Second, while in Janus Capital all corporate formalities apparently had been observed, there may be other cases in which there will be some question about how well the corporate form was respected. Such questions could create an “opening” for securities fraud plaintiffs to try to exploit.

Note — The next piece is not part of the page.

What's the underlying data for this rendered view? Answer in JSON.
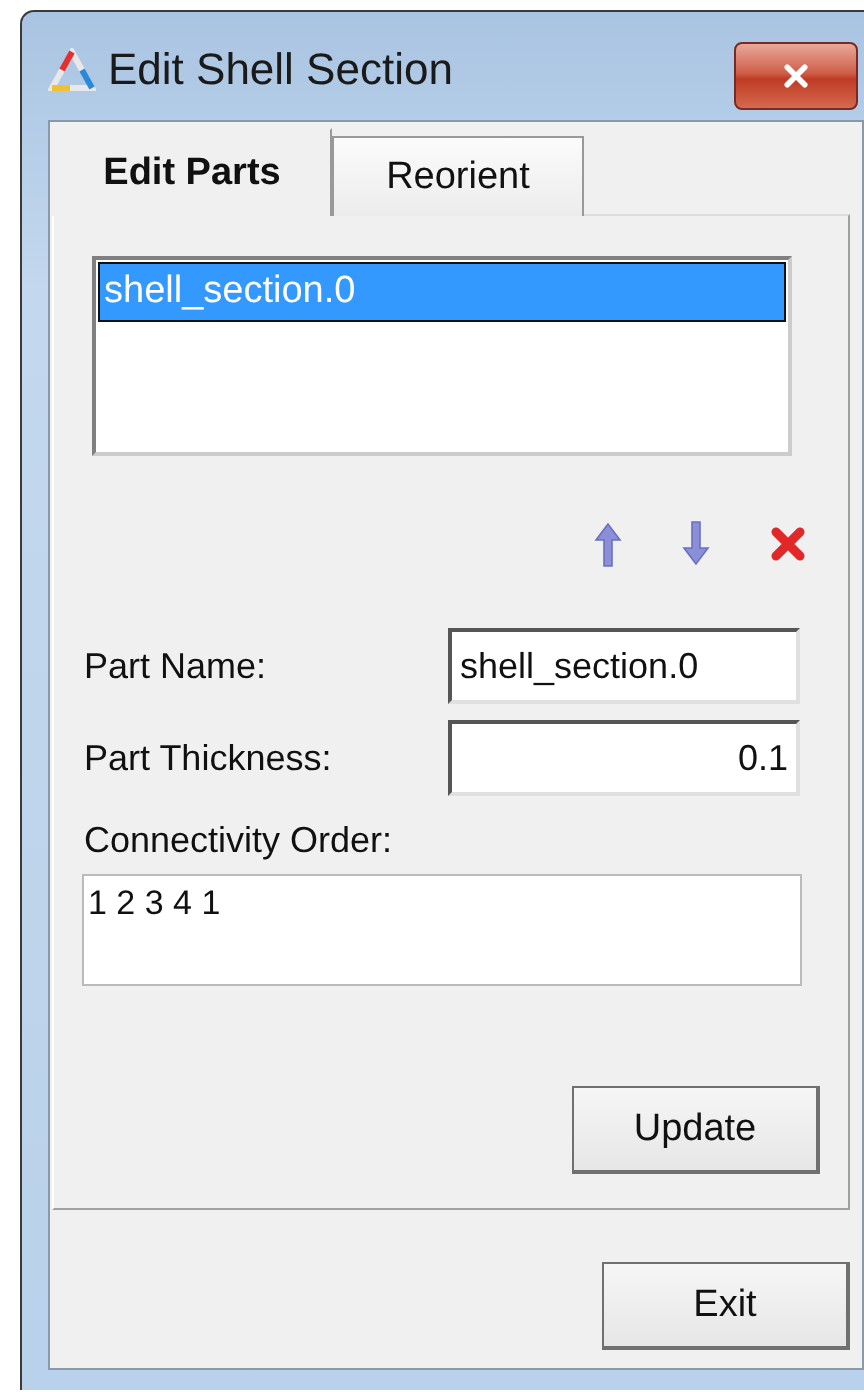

Finally, even as Janus Capital closed one door on liability, it may have opened another. In a somewhat tantalizing footnote, the Supreme Court left open the possibility that a person who participates in drafting statements may be held vicariously liable for securities fraud under Section 20(b) of the Securities Exchange Act, which makes it unlawful to violate the Act “through or by means of any other person.” Section 20(b), which has historically been considered generally superfluous in Rule 10b-5 cases, may now become a new focus of securities fraud litigation as plaintiffs’ lawyers continue to seek opportunities to avail themselves of recovery against the maximum number of participants in securities activity. For the time being, however, participants in the securities markets can breathe a little easier, knowing that the Supreme Court has rejected the latest attempt by securities fraud plaintiffs to impose liability on persons involved in drafting and disseminating the public statements that were ultimately issued by others.